Exercise material:
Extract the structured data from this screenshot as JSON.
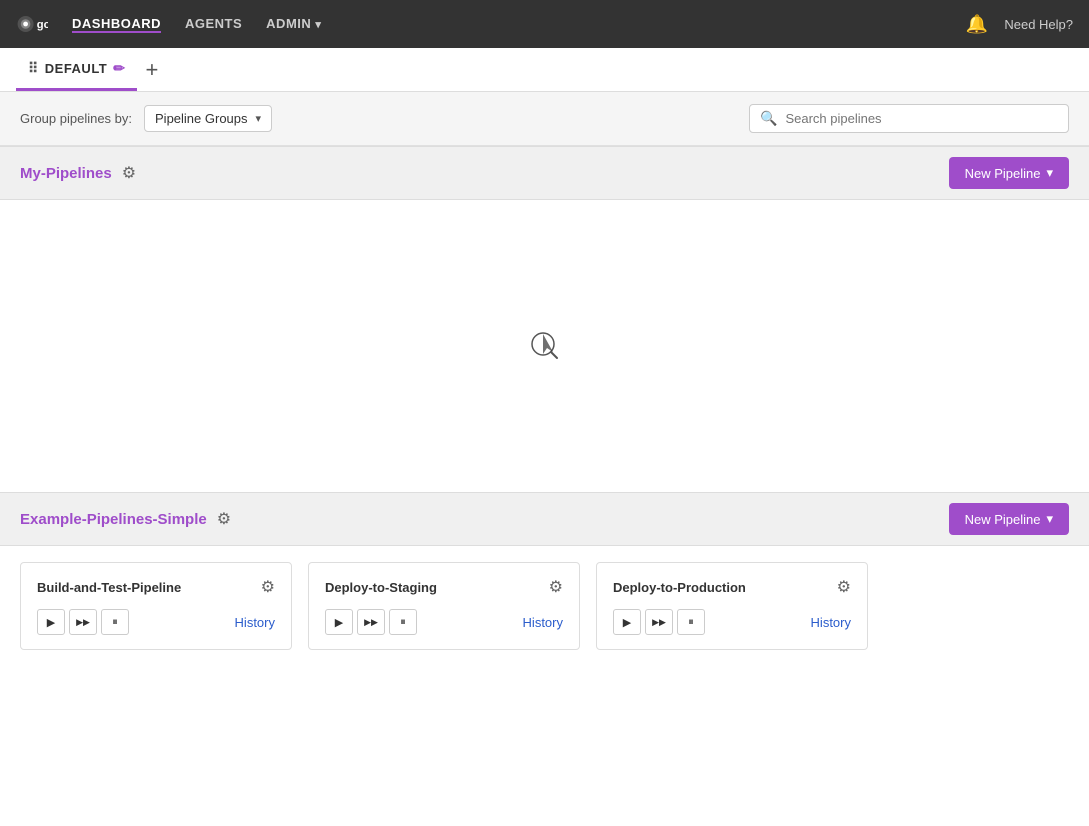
{
  "nav": {
    "logo_text": "go",
    "links": [
      {
        "id": "dashboard",
        "label": "DASHBOARD",
        "active": true
      },
      {
        "id": "agents",
        "label": "AGENTS",
        "active": false
      },
      {
        "id": "admin",
        "label": "ADMIN",
        "active": false,
        "has_dropdown": true
      }
    ],
    "need_help": "Need Help?"
  },
  "tabs": [
    {
      "id": "default",
      "label": "DEFAULT",
      "active": true
    }
  ],
  "tab_add_label": "+",
  "filter": {
    "group_by_label": "Group pipelines by:",
    "group_by_value": "Pipeline Groups",
    "search_placeholder": "Search pipelines"
  },
  "pipeline_groups": [
    {
      "id": "my-pipelines",
      "title": "My-Pipelines",
      "new_pipeline_label": "New Pipeline",
      "loading": true,
      "pipelines": []
    },
    {
      "id": "example-pipelines-simple",
      "title": "Example-Pipelines-Simple",
      "new_pipeline_label": "New Pipeline",
      "loading": false,
      "pipelines": [
        {
          "id": "build-and-test",
          "name": "Build-and-Test-Pipeline",
          "history_label": "History"
        },
        {
          "id": "deploy-to-staging",
          "name": "Deploy-to-Staging",
          "history_label": "History"
        },
        {
          "id": "deploy-to-production",
          "name": "Deploy-to-Production",
          "history_label": "History"
        }
      ]
    }
  ],
  "icons": {
    "play": "▶",
    "play_skip": "▶▶",
    "pause": "⏸",
    "gear": "⚙",
    "chevron_down": "▾",
    "search": "🔍",
    "bell": "🔔",
    "grid": "⠿",
    "pencil": "✏"
  },
  "colors": {
    "brand_purple": "#9f4dca",
    "nav_bg": "#333333",
    "link_blue": "#2b5dcc"
  }
}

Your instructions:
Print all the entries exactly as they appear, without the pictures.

Result:
Extract the structured data from this screenshot as JSON.
{
  "nav": {
    "logo_text": "go",
    "links": [
      {
        "id": "dashboard",
        "label": "DASHBOARD",
        "active": true
      },
      {
        "id": "agents",
        "label": "AGENTS",
        "active": false
      },
      {
        "id": "admin",
        "label": "ADMIN",
        "active": false,
        "has_dropdown": true
      }
    ],
    "need_help": "Need Help?"
  },
  "tabs": [
    {
      "id": "default",
      "label": "DEFAULT",
      "active": true
    }
  ],
  "tab_add_label": "+",
  "filter": {
    "group_by_label": "Group pipelines by:",
    "group_by_value": "Pipeline Groups",
    "search_placeholder": "Search pipelines"
  },
  "pipeline_groups": [
    {
      "id": "my-pipelines",
      "title": "My-Pipelines",
      "new_pipeline_label": "New Pipeline",
      "loading": true,
      "pipelines": []
    },
    {
      "id": "example-pipelines-simple",
      "title": "Example-Pipelines-Simple",
      "new_pipeline_label": "New Pipeline",
      "loading": false,
      "pipelines": [
        {
          "id": "build-and-test",
          "name": "Build-and-Test-Pipeline",
          "history_label": "History"
        },
        {
          "id": "deploy-to-staging",
          "name": "Deploy-to-Staging",
          "history_label": "History"
        },
        {
          "id": "deploy-to-production",
          "name": "Deploy-to-Production",
          "history_label": "History"
        }
      ]
    }
  ],
  "icons": {
    "play": "▶",
    "play_skip": "▶▶",
    "pause": "⏸",
    "gear": "⚙",
    "chevron_down": "▾",
    "search": "🔍",
    "bell": "🔔",
    "grid": "⠿",
    "pencil": "✏"
  },
  "colors": {
    "brand_purple": "#9f4dca",
    "nav_bg": "#333333",
    "link_blue": "#2b5dcc"
  }
}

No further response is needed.